Printed electronics: from LEDs to beauty masks



The 7th LOPEC, the International Exhibition and Conference for Printed Electronics, opens its gates at the Messe München trade fair center from March 3–5, where companies and research organizations from around the world will demonstrate that printed electronic components are making their way into a number of different sectors.


The exhibition at this year's LOPEC focuses on two branches of industry, i.e. smart packaging and automotive. "User industries place various demands on printed electronic products. Electronic components that are developed for the automotive industry must be especially durable and reliable, whereas the packaging sector tends to focus on the cost of production," explains Dr. Klaus Hecker, Managing Director of the OE-A (Organic and Printed Electronics Association).


Anyone who wants to make their products' packaging interactive will get some good ideas from many of the exhibitors at LOPEC. For example, the Norwegian company Thin Film Electronics in Oslo will present an innovation for trademark protection in Munich—i.e. electronic product labels that store data and are rewritable. The technique used to print the labels is cost effective and easy to integrate into established production processes. It can be used to protect pharmaceutical blister packs from counterfeiting. Thin Film Electronics has also developed paper-thin temperature sensors for packaging fresh foods and other spoilable products. Information about location, storage temperature and time can be called up on a smartphone. The smart label is also available with an integrated temperature display or visual signal if the temperature is too low or too high.


Organic light emitting diodes (OLEDs) are making their way into the automotive sector. Unlike LEDs, which are already being integrated into automobile lights, instead of dots, OLEDs emit light from an entire surface. As a result, they give designers unimagined possibilities when designing car interiors and outer lights. German company Cynora in Bruchsal is considered a pioneer for its new OLED technology that does without expensive precious metals such as platinum and iridium and makes cost-effective printing techniques possible. OLEDs produced this way are also more energy efficient, light intensive and lightweight. Cynora recently received the German Raw Material Efficiency Award. At LOPEC, the company is presenting a range of color emitter materials and OLED demonstrators.


Transparent conductive films from PolyIC in Fürth, Germany have a promising future in the automotive industry.
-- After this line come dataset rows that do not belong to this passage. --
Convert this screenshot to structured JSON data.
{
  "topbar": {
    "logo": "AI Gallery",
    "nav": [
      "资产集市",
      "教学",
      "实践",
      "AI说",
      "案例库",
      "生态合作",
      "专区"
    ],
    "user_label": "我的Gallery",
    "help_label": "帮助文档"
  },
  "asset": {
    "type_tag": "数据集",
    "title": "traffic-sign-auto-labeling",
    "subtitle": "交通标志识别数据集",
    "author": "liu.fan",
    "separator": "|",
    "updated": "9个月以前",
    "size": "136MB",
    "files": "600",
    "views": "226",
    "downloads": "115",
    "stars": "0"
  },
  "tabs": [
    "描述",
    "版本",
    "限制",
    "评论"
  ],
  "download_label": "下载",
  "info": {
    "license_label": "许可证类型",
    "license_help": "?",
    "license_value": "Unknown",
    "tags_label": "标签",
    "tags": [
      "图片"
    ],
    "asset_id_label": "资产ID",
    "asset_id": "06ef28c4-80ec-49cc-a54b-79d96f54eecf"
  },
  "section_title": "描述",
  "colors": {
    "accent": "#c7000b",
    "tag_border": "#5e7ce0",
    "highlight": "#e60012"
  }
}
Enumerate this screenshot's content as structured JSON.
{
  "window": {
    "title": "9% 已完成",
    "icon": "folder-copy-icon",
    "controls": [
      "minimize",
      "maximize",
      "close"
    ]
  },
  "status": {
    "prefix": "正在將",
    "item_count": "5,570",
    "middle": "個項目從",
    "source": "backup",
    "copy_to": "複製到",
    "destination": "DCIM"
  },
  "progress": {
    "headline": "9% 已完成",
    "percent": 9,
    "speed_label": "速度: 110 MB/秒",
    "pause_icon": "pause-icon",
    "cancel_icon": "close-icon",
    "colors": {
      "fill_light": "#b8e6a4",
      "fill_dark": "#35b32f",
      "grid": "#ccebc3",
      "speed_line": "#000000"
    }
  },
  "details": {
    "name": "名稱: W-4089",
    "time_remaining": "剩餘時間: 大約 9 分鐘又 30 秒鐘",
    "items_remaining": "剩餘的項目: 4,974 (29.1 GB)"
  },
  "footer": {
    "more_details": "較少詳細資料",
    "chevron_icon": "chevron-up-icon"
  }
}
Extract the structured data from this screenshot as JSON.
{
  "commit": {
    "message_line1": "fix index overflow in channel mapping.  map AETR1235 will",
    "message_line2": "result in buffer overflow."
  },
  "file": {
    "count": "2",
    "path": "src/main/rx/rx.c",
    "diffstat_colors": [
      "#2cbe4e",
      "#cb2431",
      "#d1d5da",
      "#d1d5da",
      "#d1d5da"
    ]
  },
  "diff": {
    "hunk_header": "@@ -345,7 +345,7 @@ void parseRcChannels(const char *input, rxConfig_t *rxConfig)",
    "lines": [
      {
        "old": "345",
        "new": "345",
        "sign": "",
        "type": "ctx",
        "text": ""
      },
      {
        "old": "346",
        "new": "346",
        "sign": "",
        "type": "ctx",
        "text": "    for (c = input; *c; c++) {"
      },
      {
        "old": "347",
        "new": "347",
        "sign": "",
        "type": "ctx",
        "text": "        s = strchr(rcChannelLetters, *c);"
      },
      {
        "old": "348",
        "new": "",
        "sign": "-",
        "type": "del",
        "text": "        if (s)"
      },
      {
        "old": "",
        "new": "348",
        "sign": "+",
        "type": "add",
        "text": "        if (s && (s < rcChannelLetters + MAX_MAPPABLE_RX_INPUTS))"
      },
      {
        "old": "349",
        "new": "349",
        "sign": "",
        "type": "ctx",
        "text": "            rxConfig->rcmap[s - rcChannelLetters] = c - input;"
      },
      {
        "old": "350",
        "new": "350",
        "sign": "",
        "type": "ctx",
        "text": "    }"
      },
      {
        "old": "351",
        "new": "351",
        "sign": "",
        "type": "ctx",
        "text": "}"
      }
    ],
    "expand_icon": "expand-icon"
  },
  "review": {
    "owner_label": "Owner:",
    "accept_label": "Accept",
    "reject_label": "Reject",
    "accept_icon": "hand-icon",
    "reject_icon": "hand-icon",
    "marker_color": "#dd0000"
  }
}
They can be used to implement touch displays for navigation systems and controls for air conditioners, power windows and more. Thanks to their flexibility, displays of this type can be integrated into curved shapes. Conductive films from PolyIC are also suitable for touchscreens on household appliances. The company is also presenting new products for consumer electronics and mobile devices.


Research organizations will also be represented at LOPEC. The highlights at the stand of the Finnish Think Tank VTT Technical Research Centre of Finland include decorative organic solar cells that can be printed on transparent films in any shape. They are only a fifth of a millimeter thin and can be placed on window panes, walls and many other surfaces. Also at the VTT stand: a carbon dioxide sensor coupled to a smartphone and a one-way beauty mask that uses a slight electric current to improve the penetration of cosmetic ingredients into the skin.


The American company GSI Technologies from Burr Ridge, Illinois, is also bringing a wide range of products to LOPEC. They include thin heating elements for therapeutic and other applications, diagnostic test strips with integrated electrodes and electroluminescent films for portable devices.


As in previous years, LOPEC 2015 will depict the entire value chain, covering everything from research to manufacturing. Companies that want to integrate printed electronic components into their products will find perfect partners at LOPEC. KROENERT, located in Hamburg, Germany, that specializes in coating, printing and laminating machines, will present its versatile LabCo system at the exhibition in Munich. It has a working width of up to 500 mm and is ideal for manufacturing small series of printed electronics and organic photovoltaics. All production parameters can easily be transferred to larger KROENERT systems. Hoffmann+Krippner from Buchen (Odenwald) will also be presenting itself as a potential development and production partner at LOPEC. The company has more than 35 years of experience printing circuits with conductive pastes.